The main problem with The Climax is that it doesn’t know what kind of film it wants to be. Whenever Karloff is onscreen it’s a dark thriller, but the rest of the time it’s a light romantic comedy. Certainly, many of the classic horror films balance the scares and the laughs nicely, but not this time.
Karloff plays Dr. Friedrich Hohner, physician to the Royal Opera Company, whom years before fell in love with the company’s lead soprano Marcellina (June Vincent). When Marcellina’s star began to rise and their relationship began to take a backseat to her career, Hohner murdered her in a jealous rage and secretly enshrined her body in his home. Ten years later, Angela Klatt (Susanna Foster), a new soprano discovered by the company, sings with a voice much like Marcellina’s and the insane Hohner takes steps to control her, so that no one ever hears that voice but him.
As you might suspect, Karloff’s intimidating presence serves him well as usual, but the film suffers in his absence, and he doesn’t get enough screen time to keep the movie going. Most of the film is taken up by Turhan Bey, who plays Angela’s love interest, Franz Munzer, another hero who really doesn’t take much action but spends plenty of time making moon-eyed “gee, I’m in love” faces at his beloved.

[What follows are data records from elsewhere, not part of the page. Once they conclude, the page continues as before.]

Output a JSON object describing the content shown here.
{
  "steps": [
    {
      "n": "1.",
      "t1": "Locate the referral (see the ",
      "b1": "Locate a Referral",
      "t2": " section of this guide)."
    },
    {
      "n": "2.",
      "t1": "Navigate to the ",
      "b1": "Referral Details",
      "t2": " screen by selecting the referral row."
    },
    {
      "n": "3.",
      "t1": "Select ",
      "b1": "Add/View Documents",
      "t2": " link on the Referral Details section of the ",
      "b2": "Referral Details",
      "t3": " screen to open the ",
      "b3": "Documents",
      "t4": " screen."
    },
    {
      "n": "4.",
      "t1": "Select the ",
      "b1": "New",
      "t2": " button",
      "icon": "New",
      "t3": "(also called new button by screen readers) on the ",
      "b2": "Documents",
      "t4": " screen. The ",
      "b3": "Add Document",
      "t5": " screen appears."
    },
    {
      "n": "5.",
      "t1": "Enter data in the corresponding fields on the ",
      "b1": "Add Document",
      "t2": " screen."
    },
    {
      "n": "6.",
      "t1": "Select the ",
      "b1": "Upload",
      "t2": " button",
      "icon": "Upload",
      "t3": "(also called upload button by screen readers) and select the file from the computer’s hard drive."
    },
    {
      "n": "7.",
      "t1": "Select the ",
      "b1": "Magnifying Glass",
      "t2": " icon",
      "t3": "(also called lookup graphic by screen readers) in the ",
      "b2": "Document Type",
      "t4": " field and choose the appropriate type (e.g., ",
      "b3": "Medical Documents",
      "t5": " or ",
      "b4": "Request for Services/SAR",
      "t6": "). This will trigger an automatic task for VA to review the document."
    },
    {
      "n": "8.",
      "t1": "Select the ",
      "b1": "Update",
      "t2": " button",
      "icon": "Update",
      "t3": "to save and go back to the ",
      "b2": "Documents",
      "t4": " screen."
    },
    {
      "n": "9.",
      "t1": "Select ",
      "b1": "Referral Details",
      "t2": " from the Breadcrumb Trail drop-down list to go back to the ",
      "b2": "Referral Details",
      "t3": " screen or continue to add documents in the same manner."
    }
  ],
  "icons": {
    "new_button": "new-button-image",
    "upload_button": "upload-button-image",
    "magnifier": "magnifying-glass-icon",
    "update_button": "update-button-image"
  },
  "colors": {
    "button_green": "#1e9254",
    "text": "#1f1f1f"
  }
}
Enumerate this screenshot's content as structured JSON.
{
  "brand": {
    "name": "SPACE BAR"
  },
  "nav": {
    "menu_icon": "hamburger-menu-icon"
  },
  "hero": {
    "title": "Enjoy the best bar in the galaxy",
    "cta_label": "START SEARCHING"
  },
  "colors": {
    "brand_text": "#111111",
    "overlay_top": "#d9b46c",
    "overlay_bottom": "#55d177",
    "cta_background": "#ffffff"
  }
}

One particular scene where he literally chews up his program while watching Angela sing at the opera is out-and-out embarrassing. Of the rest of the cast, only Gale Sondergaard, as Hohner’s housekeeper Luise, is particularly engaging.
The other drawback of The Climax is that it just feels like there are too many shades of The Phantom of the Opera, and considering it features the same female lead and was filmed on some of the same sets as the 1943 version of Phantom that’s not exactly surprising. Just as I suspect the studio was looking for another Dracula with The Mummy, The Climax appears to be a further attempt to make lightning strike twice. Karloff certainly deserved a more worthy project for his color debut.
Popeye in Popeye the Sailor Meets Sindbad the Sailor (1936)
The Our Gang short A Lad an’ a Lamp (1932)
The Invisible Man Returns (1940) starring Vincent Price, Cedric Hardwicke, Nan Grey, and John Sutton